The list, posted on Thursday, February 14 on her Twitter account, did not include candidates like Bong Go, Bato dela Rosa, Bong Revilla, and Imee Marcos, they said. (IN NUMBERS: Candidates for Senate 2019)

Where is the name of the selfie king? Nagkalat ang poster nia may katabi pang pangit na itago natin sa pangalang rodrigo — yourbestbro (@yourbestbro1) February 15, 2019


Bong Go, Bato dela Rosa, Bong Revilla & Imee Marcos are not on your list. Special treatment? — Garrett Alberto (@mr_boomskie) February 16, 2019


COMELEC: Bong Go, Bato dela Rosa, Bong Revilla & Imee Marcos were not on your list. Their faces are all over the country. From billboards to poster on lampposts, trees and just about every corner. You want netizens to help you? You and your people must be blind. — aksyon_na_kabataan (@aksyonNkabataan) February 15, 2019


These candidates are known to have illegal posters and have even been called out by the official Comelec Twitter account.

Oversized #NLE2019 campaign poster installed in a flyover, a public place pursuant to Sec. 7(f)4 of Resolution No. 10488, located near the Meycauayan Exit of NLEX. Send us your pictures of illegal campaign materials (with date/time, location) and use #SumbongsaCOMELEC. pic.twitter.com/izfDZbbghb — COMELEC (@COMELEC) February 15, 2019

Illegal #NLE2019 campaign posters in street/lamp posts, a public place pursuant to Sec. 7(f)4 of Resolution No. 10488, A. De Jesus St in Caloocan. Send us your pictures of illegal campaign materials (with date/time, location) and use #SumbongsaCOMELEC. pic.twitter.com/a7zfga9hfp — COMELEC (@COMELEC) February 15, 2019


An oversized campaign poster for #NLE2019 along Maria Orosa St, Manila. Sec. 6(c) of Reso. No. 10488 says posters made of any material shall not exceed 2 x 3 ft. Send us your pictures of illegal campaign materials (with date/time, location) and use #SumbongsaCOMELEC. pic.twitter.com/PzuWcI9If4 — COMELEC (@COMELEC) February 15, 2019


These were the 40 senatorial candidates whom Guanzon named:

34 plus 6 senatorial candidates have illegal posters as of yesterday. @jabjimenez @dirfrancesarabe @COMELEC pic.twitter.com/jKgxtBtP7o — Rowena V. Guanzon (@commrguanzon) February 15, 2019


Responding to social media users who questioned her, Guanzon later clarified that the list is for candidates' whose addresses are in NCR. Go's address, she said, is in Davao, therefore an election officer in Davao would be the one to notify him of his illegal posters.

Because Bong Go's address is n Davao the Election ofcer or Director of Davao will send him a notice. Not NCR elecrn officer https://t.co/HZXDiys8ec — Rowena V. Guanzon (@commrguanzon) February 15, 2019
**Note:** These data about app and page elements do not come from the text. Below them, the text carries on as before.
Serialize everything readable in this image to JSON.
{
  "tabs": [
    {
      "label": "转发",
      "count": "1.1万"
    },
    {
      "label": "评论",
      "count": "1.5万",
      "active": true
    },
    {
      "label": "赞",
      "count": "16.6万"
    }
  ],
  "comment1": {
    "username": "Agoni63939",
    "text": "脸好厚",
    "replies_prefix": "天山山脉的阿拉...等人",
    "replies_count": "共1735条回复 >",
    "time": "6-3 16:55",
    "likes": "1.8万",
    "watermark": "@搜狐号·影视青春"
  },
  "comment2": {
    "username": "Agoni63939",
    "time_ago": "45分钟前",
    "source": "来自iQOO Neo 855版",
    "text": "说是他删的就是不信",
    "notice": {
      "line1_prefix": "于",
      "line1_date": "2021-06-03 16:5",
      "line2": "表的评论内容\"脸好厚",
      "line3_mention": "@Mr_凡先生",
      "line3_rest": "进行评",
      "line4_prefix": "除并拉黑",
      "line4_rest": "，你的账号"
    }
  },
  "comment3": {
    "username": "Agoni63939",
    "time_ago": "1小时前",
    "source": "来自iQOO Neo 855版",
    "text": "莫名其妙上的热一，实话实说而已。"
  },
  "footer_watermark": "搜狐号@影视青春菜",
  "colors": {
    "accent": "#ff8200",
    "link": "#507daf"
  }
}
Candidate Go will be sent a notice in his home address in Davao. No sacred cows. — Rowena V. Guanzon (@commrguanzon) February 16, 2019


Following this explanation, the other candidates mentioned will be notified by the Comelec officers in their respective regions.

Marcos, who is the governor of Ilocos Norte, is required by law to be a resident of that province for at least one year.

In his 2010 Statement of Election Contributions and Expenditures, Revilla listed his office/residential address as Bacoor, Cavite. He was governor of Cavite from 1998 to 2001.

Meanwhile, Dela Rosa's home province is Davao del Sur. There were speculations that he would run for governor of that province before his senatorial bid.

Under Republic Act No. 9006 or the Fair Elections Act, campaign posters should measure no more than 2 feet by 3 feet. They are not allowed to be posted on public structures like waiting sheds, electric posts and wires, and road traffic signs.

The official campaign period for the 2019 elections started on February 12. – Rappler.com